### The data

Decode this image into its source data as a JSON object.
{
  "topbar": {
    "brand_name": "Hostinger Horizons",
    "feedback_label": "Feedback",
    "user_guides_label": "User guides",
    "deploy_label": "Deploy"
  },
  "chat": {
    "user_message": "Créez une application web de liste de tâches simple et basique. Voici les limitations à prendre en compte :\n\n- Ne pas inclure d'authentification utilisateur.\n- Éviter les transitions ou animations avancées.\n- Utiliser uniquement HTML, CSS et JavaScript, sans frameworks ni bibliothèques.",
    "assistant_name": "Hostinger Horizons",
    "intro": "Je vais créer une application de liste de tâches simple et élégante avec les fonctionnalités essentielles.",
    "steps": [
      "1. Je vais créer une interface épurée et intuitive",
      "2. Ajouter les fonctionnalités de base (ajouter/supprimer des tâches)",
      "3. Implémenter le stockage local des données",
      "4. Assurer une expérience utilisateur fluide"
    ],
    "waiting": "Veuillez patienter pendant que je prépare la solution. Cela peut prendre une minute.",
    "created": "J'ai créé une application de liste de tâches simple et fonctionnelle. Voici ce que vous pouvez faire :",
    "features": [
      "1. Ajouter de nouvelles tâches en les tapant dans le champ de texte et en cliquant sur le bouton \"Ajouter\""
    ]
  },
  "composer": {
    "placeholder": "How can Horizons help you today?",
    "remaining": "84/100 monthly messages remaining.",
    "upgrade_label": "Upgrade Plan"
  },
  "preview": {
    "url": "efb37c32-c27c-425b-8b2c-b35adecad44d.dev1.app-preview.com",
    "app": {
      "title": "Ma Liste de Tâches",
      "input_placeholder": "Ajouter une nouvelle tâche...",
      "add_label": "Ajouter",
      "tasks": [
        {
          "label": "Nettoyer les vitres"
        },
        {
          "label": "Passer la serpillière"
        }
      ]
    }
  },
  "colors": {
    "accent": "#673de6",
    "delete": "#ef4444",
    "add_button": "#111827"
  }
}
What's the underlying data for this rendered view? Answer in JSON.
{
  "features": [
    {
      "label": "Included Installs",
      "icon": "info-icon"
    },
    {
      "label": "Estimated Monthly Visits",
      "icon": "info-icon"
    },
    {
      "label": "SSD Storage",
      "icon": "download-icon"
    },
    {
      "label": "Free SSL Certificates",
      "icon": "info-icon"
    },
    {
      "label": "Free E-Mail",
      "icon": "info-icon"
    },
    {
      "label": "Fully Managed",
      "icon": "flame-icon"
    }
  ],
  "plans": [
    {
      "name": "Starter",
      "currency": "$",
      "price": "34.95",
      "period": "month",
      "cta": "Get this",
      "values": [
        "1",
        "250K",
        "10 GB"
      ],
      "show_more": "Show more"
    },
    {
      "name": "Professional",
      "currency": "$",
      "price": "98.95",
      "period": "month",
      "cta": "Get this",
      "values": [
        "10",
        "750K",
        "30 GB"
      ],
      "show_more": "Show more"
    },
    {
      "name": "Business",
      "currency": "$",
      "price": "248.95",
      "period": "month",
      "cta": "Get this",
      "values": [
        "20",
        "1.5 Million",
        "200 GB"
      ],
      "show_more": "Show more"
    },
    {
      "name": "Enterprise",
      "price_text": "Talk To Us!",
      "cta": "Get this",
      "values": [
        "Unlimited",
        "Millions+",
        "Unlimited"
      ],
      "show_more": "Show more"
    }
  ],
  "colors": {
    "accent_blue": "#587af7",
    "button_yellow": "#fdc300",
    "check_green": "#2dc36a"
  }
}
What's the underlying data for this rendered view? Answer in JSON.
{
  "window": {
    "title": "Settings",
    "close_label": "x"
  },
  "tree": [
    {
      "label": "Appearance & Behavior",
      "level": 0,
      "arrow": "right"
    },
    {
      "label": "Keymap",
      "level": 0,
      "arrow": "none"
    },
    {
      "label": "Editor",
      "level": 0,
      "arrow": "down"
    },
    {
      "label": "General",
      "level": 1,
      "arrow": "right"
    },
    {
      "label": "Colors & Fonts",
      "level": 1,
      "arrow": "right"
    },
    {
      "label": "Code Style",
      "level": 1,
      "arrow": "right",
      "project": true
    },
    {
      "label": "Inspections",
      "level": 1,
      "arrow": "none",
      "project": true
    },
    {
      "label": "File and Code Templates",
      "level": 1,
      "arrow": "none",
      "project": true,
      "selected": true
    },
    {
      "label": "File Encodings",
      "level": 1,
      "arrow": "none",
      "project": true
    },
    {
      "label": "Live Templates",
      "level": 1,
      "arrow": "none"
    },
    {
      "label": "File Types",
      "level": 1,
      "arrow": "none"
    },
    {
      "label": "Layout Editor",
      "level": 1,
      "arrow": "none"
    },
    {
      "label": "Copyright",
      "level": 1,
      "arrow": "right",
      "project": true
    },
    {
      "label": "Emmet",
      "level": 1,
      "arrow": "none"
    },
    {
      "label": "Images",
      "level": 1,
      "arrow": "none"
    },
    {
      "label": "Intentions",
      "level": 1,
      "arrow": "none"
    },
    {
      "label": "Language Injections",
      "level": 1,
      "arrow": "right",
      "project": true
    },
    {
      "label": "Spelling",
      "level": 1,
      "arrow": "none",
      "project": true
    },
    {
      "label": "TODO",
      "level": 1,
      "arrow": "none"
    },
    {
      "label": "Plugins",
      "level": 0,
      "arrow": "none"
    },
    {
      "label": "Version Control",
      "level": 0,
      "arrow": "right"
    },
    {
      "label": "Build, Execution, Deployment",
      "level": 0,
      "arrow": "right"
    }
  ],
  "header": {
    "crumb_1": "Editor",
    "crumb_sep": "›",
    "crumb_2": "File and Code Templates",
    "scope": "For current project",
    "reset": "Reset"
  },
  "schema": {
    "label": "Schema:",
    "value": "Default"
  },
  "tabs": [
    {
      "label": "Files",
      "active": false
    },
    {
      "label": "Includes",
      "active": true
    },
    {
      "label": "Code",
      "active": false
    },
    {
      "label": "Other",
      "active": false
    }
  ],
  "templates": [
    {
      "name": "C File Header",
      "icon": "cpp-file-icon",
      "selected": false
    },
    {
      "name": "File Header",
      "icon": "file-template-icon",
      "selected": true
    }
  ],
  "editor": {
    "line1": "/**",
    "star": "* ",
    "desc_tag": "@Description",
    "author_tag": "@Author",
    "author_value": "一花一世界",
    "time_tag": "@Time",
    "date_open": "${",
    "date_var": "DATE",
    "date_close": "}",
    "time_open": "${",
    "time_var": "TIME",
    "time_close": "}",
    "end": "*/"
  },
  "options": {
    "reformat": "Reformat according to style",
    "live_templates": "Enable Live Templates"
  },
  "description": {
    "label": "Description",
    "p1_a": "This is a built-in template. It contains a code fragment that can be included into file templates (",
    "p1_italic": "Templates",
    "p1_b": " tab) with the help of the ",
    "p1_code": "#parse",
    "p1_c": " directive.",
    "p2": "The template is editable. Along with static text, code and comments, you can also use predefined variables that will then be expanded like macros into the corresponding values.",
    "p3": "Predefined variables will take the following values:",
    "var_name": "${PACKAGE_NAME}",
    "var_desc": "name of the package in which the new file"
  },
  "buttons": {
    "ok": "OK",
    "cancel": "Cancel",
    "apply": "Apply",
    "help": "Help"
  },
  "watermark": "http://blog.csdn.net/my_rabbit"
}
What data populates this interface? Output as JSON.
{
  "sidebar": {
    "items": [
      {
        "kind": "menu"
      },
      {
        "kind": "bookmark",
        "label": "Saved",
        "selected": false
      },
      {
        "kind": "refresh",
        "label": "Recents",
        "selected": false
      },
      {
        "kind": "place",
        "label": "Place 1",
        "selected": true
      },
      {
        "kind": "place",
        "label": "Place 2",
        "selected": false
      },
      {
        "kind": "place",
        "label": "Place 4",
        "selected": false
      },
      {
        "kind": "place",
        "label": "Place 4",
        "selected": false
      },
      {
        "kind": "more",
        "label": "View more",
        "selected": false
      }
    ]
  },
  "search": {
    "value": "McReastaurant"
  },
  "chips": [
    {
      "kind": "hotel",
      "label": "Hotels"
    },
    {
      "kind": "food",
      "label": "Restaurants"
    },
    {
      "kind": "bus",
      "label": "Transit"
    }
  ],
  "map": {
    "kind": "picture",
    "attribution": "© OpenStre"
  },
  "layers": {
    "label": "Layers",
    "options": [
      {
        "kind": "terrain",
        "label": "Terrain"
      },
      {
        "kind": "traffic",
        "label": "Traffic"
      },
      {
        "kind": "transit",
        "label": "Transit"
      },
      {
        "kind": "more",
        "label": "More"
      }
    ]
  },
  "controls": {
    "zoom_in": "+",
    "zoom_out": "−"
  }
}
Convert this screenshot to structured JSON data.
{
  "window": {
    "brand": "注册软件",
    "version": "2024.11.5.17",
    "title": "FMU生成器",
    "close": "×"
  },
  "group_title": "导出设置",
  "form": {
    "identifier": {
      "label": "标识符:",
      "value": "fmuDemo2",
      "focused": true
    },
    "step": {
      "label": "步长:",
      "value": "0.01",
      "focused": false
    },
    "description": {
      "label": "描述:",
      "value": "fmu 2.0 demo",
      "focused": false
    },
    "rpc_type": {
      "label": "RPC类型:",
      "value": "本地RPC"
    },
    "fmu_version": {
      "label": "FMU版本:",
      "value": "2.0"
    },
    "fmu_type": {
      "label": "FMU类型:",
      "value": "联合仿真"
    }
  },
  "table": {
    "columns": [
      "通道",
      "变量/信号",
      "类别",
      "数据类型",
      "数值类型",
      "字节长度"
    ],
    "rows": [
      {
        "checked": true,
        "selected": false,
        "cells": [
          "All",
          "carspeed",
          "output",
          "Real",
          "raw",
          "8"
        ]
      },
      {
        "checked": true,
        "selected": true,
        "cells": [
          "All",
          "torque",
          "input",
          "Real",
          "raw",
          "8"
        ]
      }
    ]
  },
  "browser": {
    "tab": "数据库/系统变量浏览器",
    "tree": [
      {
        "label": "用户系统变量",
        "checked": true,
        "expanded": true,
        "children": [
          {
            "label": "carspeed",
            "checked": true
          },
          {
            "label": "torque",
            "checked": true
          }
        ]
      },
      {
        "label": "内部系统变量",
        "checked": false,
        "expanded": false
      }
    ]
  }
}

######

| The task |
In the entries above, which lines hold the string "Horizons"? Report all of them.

| Exercise solution |
    "brand_name": "Hostinger Horizons",
    "assistant_name": "Hostinger Horizons",
    "placeholder": "How can Horizons help you today?",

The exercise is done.